The Tomahawk Missile Is Coming to the U.S. Army
November 11, 2020 Topic: Security Region: Americas Blog Brand: The Buzz Tags: TomahawkTomahawk Cruise MissileU.S. ArmyAmericaChina

The Tomahawk Missile Is Coming to the U.S. Army

An upgraded land-launched variant will let the Army strike mid-range targets.

The Tomahawk missile is one powerful weapon. It can loiter over targets while sending back video through a two-way data link and it can destroy targets from ranges out to 900 miles. It can also adjust course in flight to destroy moving targets.

While typically fired from surface ships and submarines, Tomahawk missile prototypes will now fire from land launchers are part of a new Army Mid-Range Capability weapons program aimed at giving ground commanders and wider and more lethal sphere of attack options. 

The program, according to a statement from the Army’s Redstone Arsenal, is intended to fill an attack gap able to hit targets between the 500km range of the emerging Precision Strike Missile and the Long Range Hypersonic weapon. 

“The MRC prototype, consisting of launchers, missiles and a battery operations center, will be fielded to an operational battery in the Fiscal Year 2023,” the Army statement reads. 

The weapon will likely emerge on this timetable due to its joint characteristics, meaning the Tomahawk has long been an effective Navy attack weapon and the Army intends to use “joint” hardware and software to configure the weapon for land attack. the MRC program is also developing a prototype SM-6 land-fired weapon.

Due to their 900-nautical mile range, loiter-over-target drone-like ability, two-way datalink and combat success, Tomahawks are often the first to strike in the opening moments of military conflict. Built to counter Soviet air defenses years ago, Tomahawks often fly parallel to the surface of the ocean to elude enemy radar. They are precise and have been successful against fixed targets in the opening days of war, destroying enemy command and control centers, bunkers and other kinds of high-value infrastructure. The current Block IV Tomahawk missile continues to receive upgrades, to include a new, more explosive warhead option for commander seeking alternative blast effects. 

Of even greater significance, the Navy is now engineering a newly-configured Maritime Tomahawk variant with an ability to destroy moving targets at sea. This is quite significant, particularly for a weapon that has historically been used against fixed targets, as it brings an entirely new sphere of strike options to commanders amid fast-changing war circumstances. The emerging Tomahawk uses improved radio throughput along with new networking, sensing and targeting applications to adjust and re-route in flight while closing in on moving targets. 

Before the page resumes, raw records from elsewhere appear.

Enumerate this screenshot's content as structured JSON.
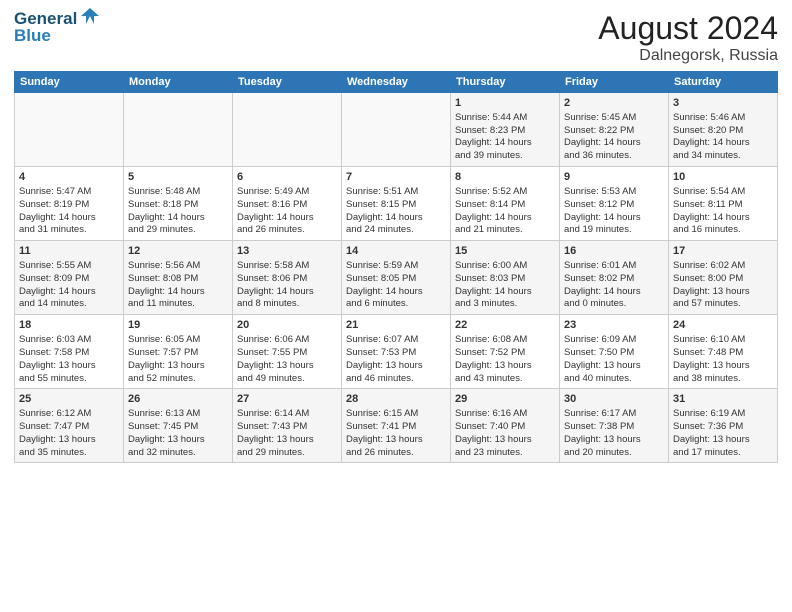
{
  "header": {
    "logo_line1": "General",
    "logo_line2": "Blue",
    "month": "August 2024",
    "location": "Dalnegorsk, Russia"
  },
  "weekdays": [
    "Sunday",
    "Monday",
    "Tuesday",
    "Wednesday",
    "Thursday",
    "Friday",
    "Saturday"
  ],
  "weeks": [
    [
      {
        "day": "",
        "info": ""
      },
      {
        "day": "",
        "info": ""
      },
      {
        "day": "",
        "info": ""
      },
      {
        "day": "",
        "info": ""
      },
      {
        "day": "1",
        "info": "Sunrise: 5:44 AM\nSunset: 8:23 PM\nDaylight: 14 hours\nand 39 minutes."
      },
      {
        "day": "2",
        "info": "Sunrise: 5:45 AM\nSunset: 8:22 PM\nDaylight: 14 hours\nand 36 minutes."
      },
      {
        "day": "3",
        "info": "Sunrise: 5:46 AM\nSunset: 8:20 PM\nDaylight: 14 hours\nand 34 minutes."
      }
    ],
    [
      {
        "day": "4",
        "info": "Sunrise: 5:47 AM\nSunset: 8:19 PM\nDaylight: 14 hours\nand 31 minutes."
      },
      {
        "day": "5",
        "info": "Sunrise: 5:48 AM\nSunset: 8:18 PM\nDaylight: 14 hours\nand 29 minutes."
      },
      {
        "day": "6",
        "info": "Sunrise: 5:49 AM\nSunset: 8:16 PM\nDaylight: 14 hours\nand 26 minutes."
      },
      {
        "day": "7",
        "info": "Sunrise: 5:51 AM\nSunset: 8:15 PM\nDaylight: 14 hours\nand 24 minutes."
      },
      {
        "day": "8",
        "info": "Sunrise: 5:52 AM\nSunset: 8:14 PM\nDaylight: 14 hours\nand 21 minutes."
      },
      {
        "day": "9",
        "info": "Sunrise: 5:53 AM\nSunset: 8:12 PM\nDaylight: 14 hours\nand 19 minutes."
      },
      {
        "day": "10",
        "info": "Sunrise: 5:54 AM\nSunset: 8:11 PM\nDaylight: 14 hours\nand 16 minutes."
      }
    ],
    [
      {
        "day": "11",
        "info": "Sunrise: 5:55 AM\nSunset: 8:09 PM\nDaylight: 14 hours\nand 14 minutes."
      },
      {
        "day": "12",
        "info": "Sunrise: 5:56 AM\nSunset: 8:08 PM\nDaylight: 14 hours\nand 11 minutes."
      },
      {
        "day": "13",
        "info": "Sunrise: 5:58 AM\nSunset: 8:06 PM\nDaylight: 14 hours\nand 8 minutes."
      },
      {
        "day": "14",
        "info": "Sunrise: 5:59 AM\nSunset: 8:05 PM\nDaylight: 14 hours\nand 6 minutes."
      },
      {
        "day": "15",
        "info": "Sunrise: 6:00 AM\nSunset: 8:03 PM\nDaylight: 14 hours\nand 3 minutes."
      },
      {
        "day": "16",
        "info": "Sunrise: 6:01 AM\nSunset: 8:02 PM\nDaylight: 14 hours\nand 0 minutes."
      },
      {
        "day": "17",
        "info": "Sunrise: 6:02 AM\nSunset: 8:00 PM\nDaylight: 13 hours\nand 57 minutes."
      }
    ],
    [
      {
        "day": "18",
        "info": "Sunrise: 6:03 AM\nSunset: 7:58 PM\nDaylight: 13 hours\nand 55 minutes."
      },
      {
        "day": "19",
        "info": "Sunrise: 6:05 AM\nSunset: 7:57 PM\nDaylight: 13 hours\nand 52 minutes."
      },
      {
        "day": "20",
        "info": "Sunrise: 6:06 AM\nSunset: 7:55 PM\nDaylight: 13 hours\nand 49 minutes."
      },
      {
        "day": "21",
        "info": "Sunrise: 6:07 AM\nSunset: 7:53 PM\nDaylight: 13 hours\nand 46 minutes."
      },
      {
        "day": "22",
        "info": "Sunrise: 6:08 AM\nSunset: 7:52 PM\nDaylight: 13 hours\nand 43 minutes."
      },
      {
        "day": "23",
        "info": "Sunrise: 6:09 AM\nSunset: 7:50 PM\nDaylight: 13 hours\nand 40 minutes."
      },
      {
        "day": "24",
        "info": "Sunrise: 6:10 AM\nSunset: 7:48 PM\nDaylight: 13 hours\nand 38 minutes."
      }
    ],
    [
      {
        "day": "25",
        "info": "Sunrise: 6:12 AM\nSunset: 7:47 PM\nDaylight: 13 hours\nand 35 minutes."
      },
      {
        "day": "26",
        "info": "Sunrise: 6:13 AM\nSunset: 7:45 PM\nDaylight: 13 hours\nand 32 minutes."
      },
      {
        "day": "27",
        "info": "Sunrise: 6:14 AM\nSunset: 7:43 PM\nDaylight: 13 hours\nand 29 minutes."
      },
      {
        "day": "28",
        "info": "Sunrise: 6:15 AM\nSunset: 7:41 PM\nDaylight: 13 hours\nand 26 minutes."
      },
      {
        "day": "29",
        "info": "Sunrise: 6:16 AM\nSunset: 7:40 PM\nDaylight: 13 hours\nand 23 minutes."
      },
      {
        "day": "30",
        "info": "Sunrise: 6:17 AM\nSunset: 7:38 PM\nDaylight: 13 hours\nand 20 minutes."
      },
      {
        "day": "31",
        "info": "Sunrise: 6:19 AM\nSunset: 7:36 PM\nDaylight: 13 hours\nand 17 minutes."
      }
    ]
  ]
}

This technology, if embraced by the Army as well, would no longer limit Tomahawks from hitting ships or areas within range from the sea, but also give ground commanders an option to reach otherwise inaccessible long-range targets. 

Given these factors, the introduction of a land-fired Tomahawk will bring forward positioned ground units an increased ability to hit inland targets otherwise out of range for a sea-launched Tomahawk. Land-fired Tomahawks, as explained by senior Army leaders, are part of the Army’s post-Intermediate-Range Nuclear Forces (INF) Treaty strategy which has now revisited the development and deployment of medium-range missile weapons previously banned by the INF Treaty. Just within the last several years, Russia’s violations of the INF Treaty led the United States to withdraw. 

Kris Osborn is defense editor for the National Interest. Osborn previously served at the Pentagon as a Highly Qualified Expert with the Office of the Assistant Secretary of the Army—Acquisition, Logistics & Technology. Osborn has also worked as an anchor and on-air military specialist at national TV networks. He has appeared as a guest military expert on Fox News, MSNBC, The Military Channel, and The History Channel. He also has a Masters Degree in Comparative Literature from Columbia University.

Image: Reuters